Students at Washington Middle School in Long Beach are getting a taste of technology during a "Digi Camp" put on by a partnership between the city and Microsoft Corporation.
The first day of the camp, which took place at Long Beach Public Library on Monday, was aimed specifically at girls, who got to explore all areas of coding and heard from speakers from around the tech world, according to Microsoft spokeswoman Celeste Alleyne.
"It was a full day for them and really a wonderful opportunity for them to understand that technology is not just for boys, it's also for girls," Alleyne said. The boys' camp was happening Tuesday.
According to statistics from the National Girls Collaborative Project, women make up 47 percent of the U.S. workforce, but are represented in low numbers for many careers linked to sciences, technology, engineering and math. Careers with the fewest women include mechanical engineering, with just 7.2 percent, and environmental and earth sciences, with 27.9 percent.
"We want to see more female scientists, engineers and developers, and I think we will," Alleyne said.
Girls at the workshop heard from a Paramount executive, along with other speakers from Microsoft and the city who have backgrounds in technology.
Alleyne said that middle school is a great age to expose kids to technology, as they are beginning to think about potential careers for the future. She said Microsoft loves to hire young people who are creative, bold and strong.
"I had one young girl say to me that she wanted to be a pediatric surgeon at the age of 12, so can you imagine what she's going to be like when she's 22? So it's wonderful to hear that," Alleyne said.
The digital alliance forged between Microsoft and Long Beach was championed by Mayor Robert Garcia, Alleyne said.
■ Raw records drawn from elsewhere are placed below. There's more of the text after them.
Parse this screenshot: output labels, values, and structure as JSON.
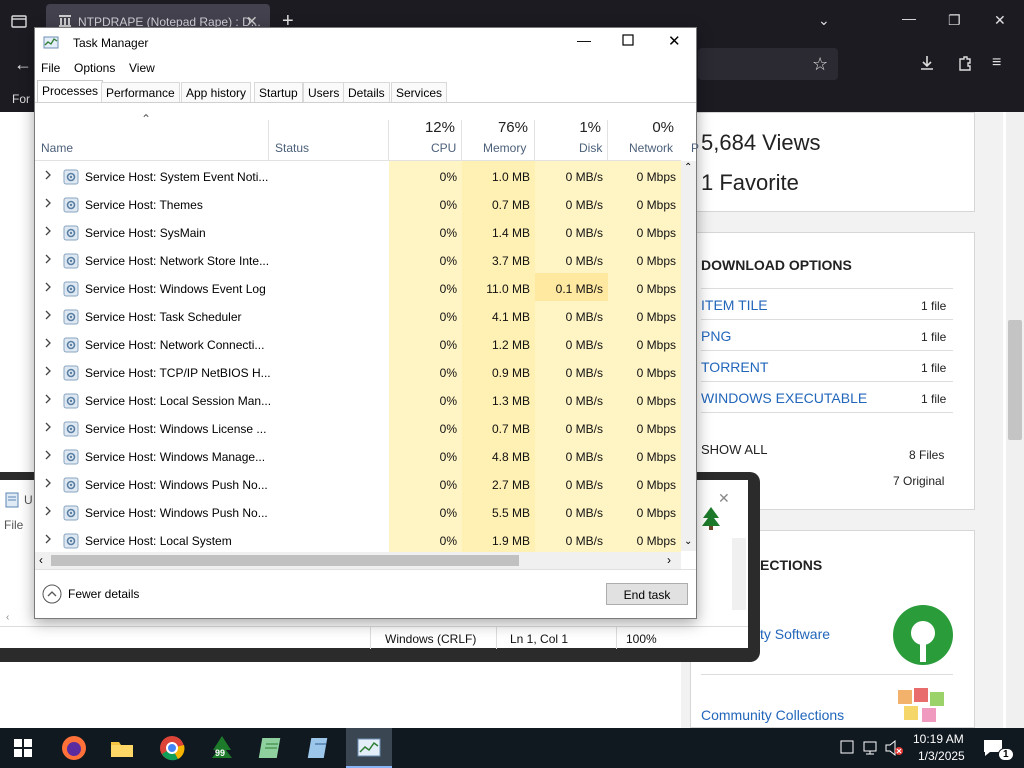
{
  "browser": {
    "tab_title": "NTPDRAPE (Notepad Rape) : D...",
    "new_tab_label": "+",
    "left_text": "For"
  },
  "archive": {
    "views": "5,684 Views",
    "favorites": "1 Favorite",
    "download_heading": "DOWNLOAD OPTIONS",
    "downloads": [
      {
        "label": "ITEM TILE",
        "count": "1 file"
      },
      {
        "label": "PNG",
        "count": "1 file"
      },
      {
        "label": "TORRENT",
        "count": "1 file"
      },
      {
        "label": "WINDOWS EXECUTABLE",
        "count": "1 file"
      }
    ],
    "show_all": "SHOW ALL",
    "files_total": "8 Files",
    "original_total": "7 Original",
    "collections_heading": "ECTIONS",
    "collection_1": "ty Software",
    "collection_2": "Community Collections"
  },
  "notepad": {
    "title_fragment": "U",
    "menu_file": "File",
    "encoding": "Windows (CRLF)",
    "position": "Ln 1, Col 1",
    "zoom": "100%"
  },
  "taskmanager": {
    "title": "Task Manager",
    "menu": [
      "File",
      "Options",
      "View"
    ],
    "tabs": [
      "Processes",
      "Performance",
      "App history",
      "Startup",
      "Users",
      "Details",
      "Services"
    ],
    "header": {
      "name": "Name",
      "status": "Status",
      "cpu_pct": "12%",
      "cpu": "CPU",
      "mem_pct": "76%",
      "mem": "Memory",
      "disk_pct": "1%",
      "disk": "Disk",
      "net_pct": "0%",
      "net": "Network",
      "power_frag": "P"
    },
    "processes": [
      {
        "name": "Service Host: System Event Noti...",
        "cpu": "0%",
        "mem": "1.0 MB",
        "disk": "0 MB/s",
        "net": "0 Mbps"
      },
      {
        "name": "Service Host: Themes",
        "cpu": "0%",
        "mem": "0.7 MB",
        "disk": "0 MB/s",
        "net": "0 Mbps"
      },
      {
        "name": "Service Host: SysMain",
        "cpu": "0%",
        "mem": "1.4 MB",
        "disk": "0 MB/s",
        "net": "0 Mbps"
      },
      {
        "name": "Service Host: Network Store Inte...",
        "cpu": "0%",
        "mem": "3.7 MB",
        "disk": "0 MB/s",
        "net": "0 Mbps"
      },
      {
        "name": "Service Host: Windows Event Log",
        "cpu": "0%",
        "mem": "11.0 MB",
        "disk": "0.1 MB/s",
        "net": "0 Mbps"
      },
      {
        "name": "Service Host: Task Scheduler",
        "cpu": "0%",
        "mem": "4.1 MB",
        "disk": "0 MB/s",
        "net": "0 Mbps"
      },
      {
        "name": "Service Host: Network Connecti...",
        "cpu": "0%",
        "mem": "1.2 MB",
        "disk": "0 MB/s",
        "net": "0 Mbps"
      },
      {
        "name": "Service Host: TCP/IP NetBIOS H...",
        "cpu": "0%",
        "mem": "0.9 MB",
        "disk": "0 MB/s",
        "net": "0 Mbps"
      },
      {
        "name": "Service Host: Local Session Man...",
        "cpu": "0%",
        "mem": "1.3 MB",
        "disk": "0 MB/s",
        "net": "0 Mbps"
      },
      {
        "name": "Service Host: Windows License ...",
        "cpu": "0%",
        "mem": "0.7 MB",
        "disk": "0 MB/s",
        "net": "0 Mbps"
      },
      {
        "name": "Service Host: Windows Manage...",
        "cpu": "0%",
        "mem": "4.8 MB",
        "disk": "0 MB/s",
        "net": "0 Mbps"
      },
      {
        "name": "Service Host: Windows Push No...",
        "cpu": "0%",
        "mem": "2.7 MB",
        "disk": "0 MB/s",
        "net": "0 Mbps"
      },
      {
        "name": "Service Host: Windows Push No...",
        "cpu": "0%",
        "mem": "5.5 MB",
        "disk": "0 MB/s",
        "net": "0 Mbps"
      },
      {
        "name": "Service Host: Local System",
        "cpu": "0%",
        "mem": "1.9 MB",
        "disk": "0 MB/s",
        "net": "0 Mbps"
      }
    ],
    "fewer_details": "Fewer details",
    "end_task": "End task"
  },
  "taskbar": {
    "time": "10:19 AM",
    "date": "1/3/2025",
    "notification_count": "1",
    "badge_99": "99"
  },
  "colors": {
    "cpu_bg": "#fff4c4",
    "mem_bg": "#fff0b3",
    "disk_hot": "#ffe8a0",
    "link": "#2266bb",
    "taskbar": "#101820"
  }
}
In addition to Digi Camps, the alliance also proposed workshops, called BizSpark sessions, to help business owners simplify everyday tasks with technology, according to a press release.